[Extracted records]
::::
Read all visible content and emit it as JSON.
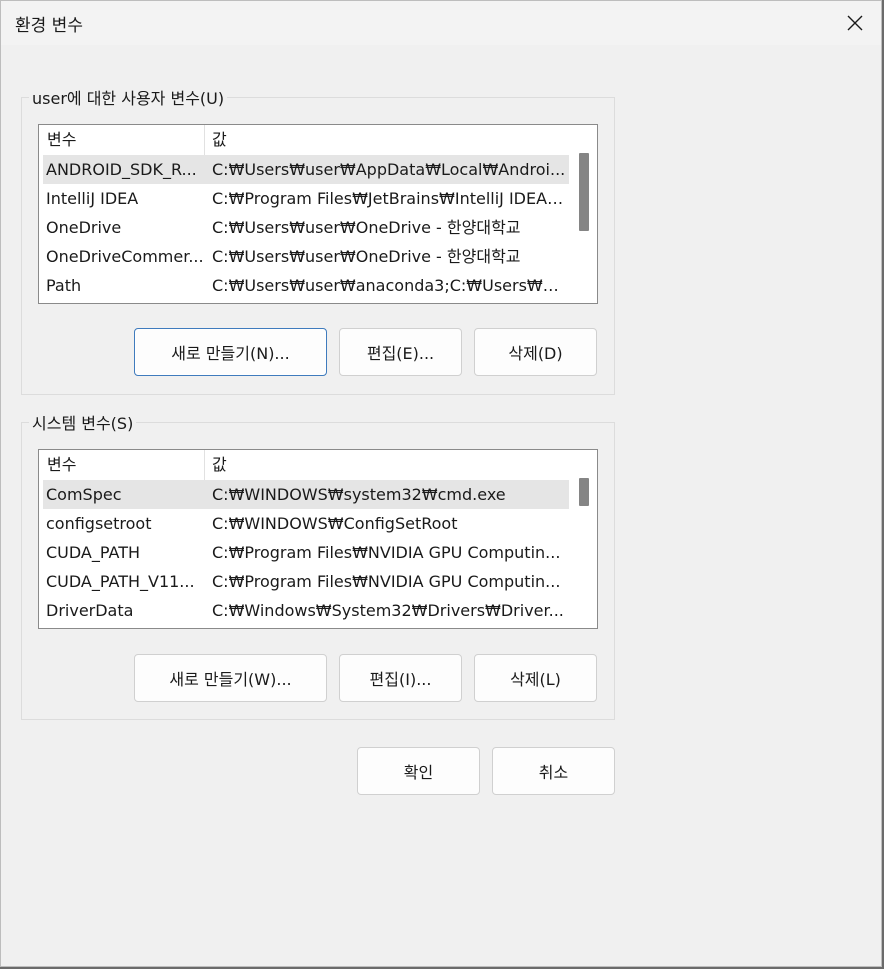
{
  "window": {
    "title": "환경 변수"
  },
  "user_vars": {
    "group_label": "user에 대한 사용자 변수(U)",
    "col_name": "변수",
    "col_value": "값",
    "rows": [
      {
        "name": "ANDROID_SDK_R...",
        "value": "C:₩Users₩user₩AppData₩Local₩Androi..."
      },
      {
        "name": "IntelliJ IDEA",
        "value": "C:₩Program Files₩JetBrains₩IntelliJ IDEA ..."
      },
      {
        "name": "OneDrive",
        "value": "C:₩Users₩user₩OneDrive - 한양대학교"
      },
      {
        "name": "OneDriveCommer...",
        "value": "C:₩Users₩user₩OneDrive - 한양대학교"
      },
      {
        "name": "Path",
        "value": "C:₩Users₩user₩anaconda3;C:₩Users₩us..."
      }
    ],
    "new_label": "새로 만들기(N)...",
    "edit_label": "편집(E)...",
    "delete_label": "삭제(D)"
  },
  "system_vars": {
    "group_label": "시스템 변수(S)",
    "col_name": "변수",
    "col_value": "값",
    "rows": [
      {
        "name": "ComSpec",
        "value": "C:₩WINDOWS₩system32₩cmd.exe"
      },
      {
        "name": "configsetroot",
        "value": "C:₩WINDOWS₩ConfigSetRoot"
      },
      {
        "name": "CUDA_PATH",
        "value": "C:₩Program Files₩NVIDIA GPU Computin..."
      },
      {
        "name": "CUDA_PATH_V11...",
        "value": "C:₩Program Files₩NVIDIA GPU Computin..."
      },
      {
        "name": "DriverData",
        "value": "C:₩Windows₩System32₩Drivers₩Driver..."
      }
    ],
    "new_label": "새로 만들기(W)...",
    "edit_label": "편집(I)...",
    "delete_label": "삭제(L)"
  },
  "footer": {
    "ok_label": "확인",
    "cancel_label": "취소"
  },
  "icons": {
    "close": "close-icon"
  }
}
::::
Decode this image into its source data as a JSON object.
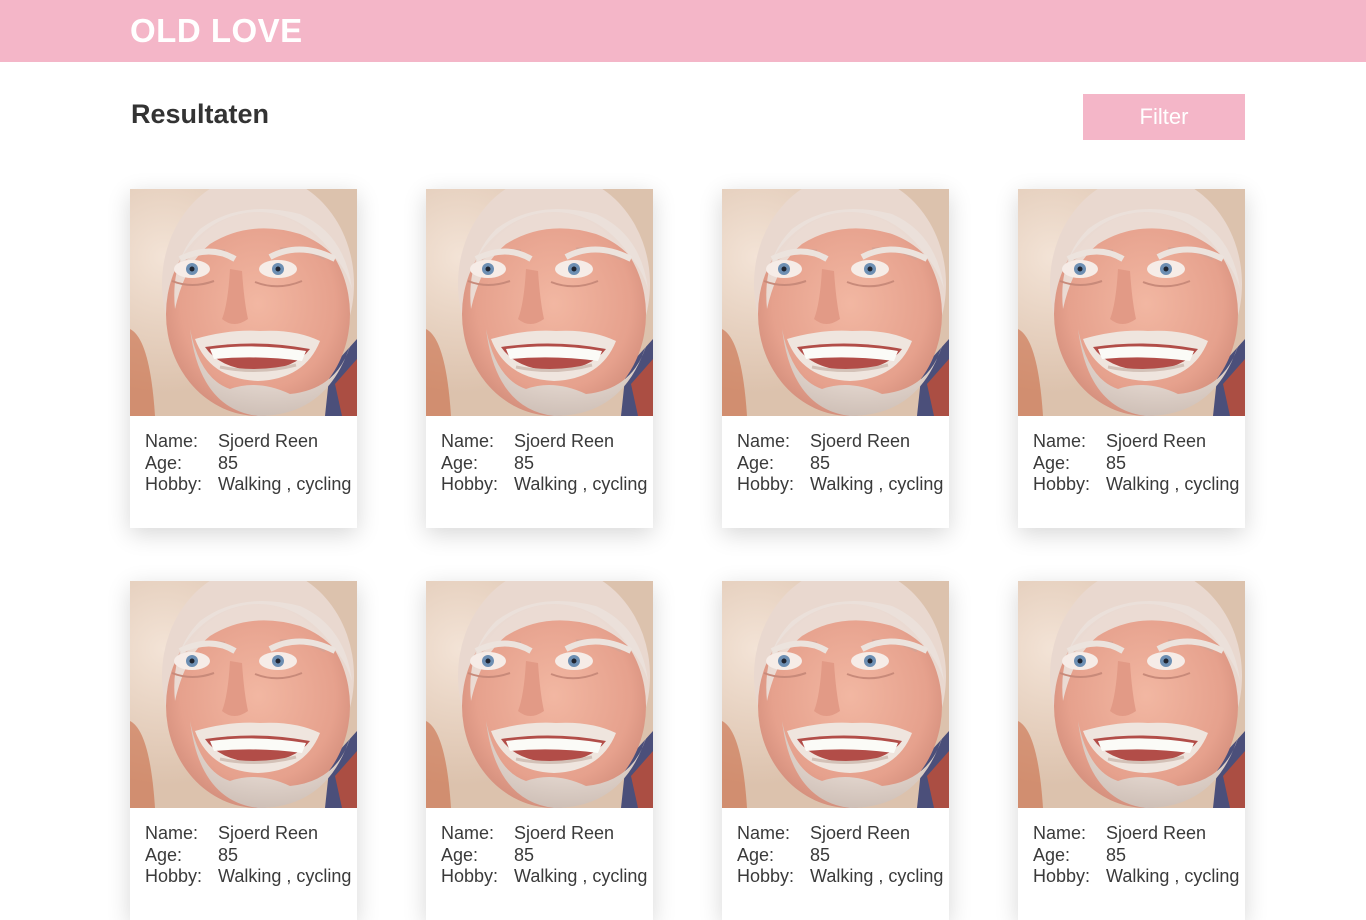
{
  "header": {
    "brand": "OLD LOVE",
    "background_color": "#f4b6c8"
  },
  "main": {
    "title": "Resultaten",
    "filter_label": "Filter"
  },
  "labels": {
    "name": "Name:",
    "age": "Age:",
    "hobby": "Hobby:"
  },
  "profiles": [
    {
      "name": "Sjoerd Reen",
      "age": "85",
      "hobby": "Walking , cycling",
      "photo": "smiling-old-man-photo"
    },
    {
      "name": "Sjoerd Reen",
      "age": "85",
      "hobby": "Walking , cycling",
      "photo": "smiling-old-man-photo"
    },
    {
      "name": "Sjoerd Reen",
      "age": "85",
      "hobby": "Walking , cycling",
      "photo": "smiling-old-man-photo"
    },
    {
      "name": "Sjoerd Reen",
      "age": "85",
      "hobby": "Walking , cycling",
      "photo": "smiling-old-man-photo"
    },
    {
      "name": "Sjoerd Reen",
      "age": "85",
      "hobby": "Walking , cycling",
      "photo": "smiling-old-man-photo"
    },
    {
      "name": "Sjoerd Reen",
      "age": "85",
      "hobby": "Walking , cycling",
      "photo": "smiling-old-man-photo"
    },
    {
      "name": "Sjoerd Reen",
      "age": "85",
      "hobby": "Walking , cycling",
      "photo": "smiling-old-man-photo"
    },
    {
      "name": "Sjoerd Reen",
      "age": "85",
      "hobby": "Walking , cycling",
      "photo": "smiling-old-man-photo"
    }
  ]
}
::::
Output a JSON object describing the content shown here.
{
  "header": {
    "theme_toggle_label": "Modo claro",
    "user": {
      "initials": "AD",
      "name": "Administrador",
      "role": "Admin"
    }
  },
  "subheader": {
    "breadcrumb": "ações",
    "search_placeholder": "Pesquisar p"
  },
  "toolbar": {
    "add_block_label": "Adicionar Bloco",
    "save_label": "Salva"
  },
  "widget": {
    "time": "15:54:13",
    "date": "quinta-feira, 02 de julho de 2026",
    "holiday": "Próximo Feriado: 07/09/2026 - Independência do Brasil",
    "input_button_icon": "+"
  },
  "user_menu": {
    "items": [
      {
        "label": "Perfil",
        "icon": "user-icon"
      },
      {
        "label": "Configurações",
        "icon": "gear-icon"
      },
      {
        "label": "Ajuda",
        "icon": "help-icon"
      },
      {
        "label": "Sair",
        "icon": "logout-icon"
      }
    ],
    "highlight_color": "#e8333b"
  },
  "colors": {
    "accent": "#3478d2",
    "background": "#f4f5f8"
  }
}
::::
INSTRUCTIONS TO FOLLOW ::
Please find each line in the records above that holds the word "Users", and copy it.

ANSWER SPACE ::
        "value": "C:₩Users₩user₩AppData₩Local₩Androi..."
        "value": "C:₩Users₩user₩OneDrive - 한양대학교"
        "value": "C:₩Users₩user₩OneDrive - 한양대학교"
        "value": "C:₩Users₩user₩anaconda3;C:₩Users₩us..."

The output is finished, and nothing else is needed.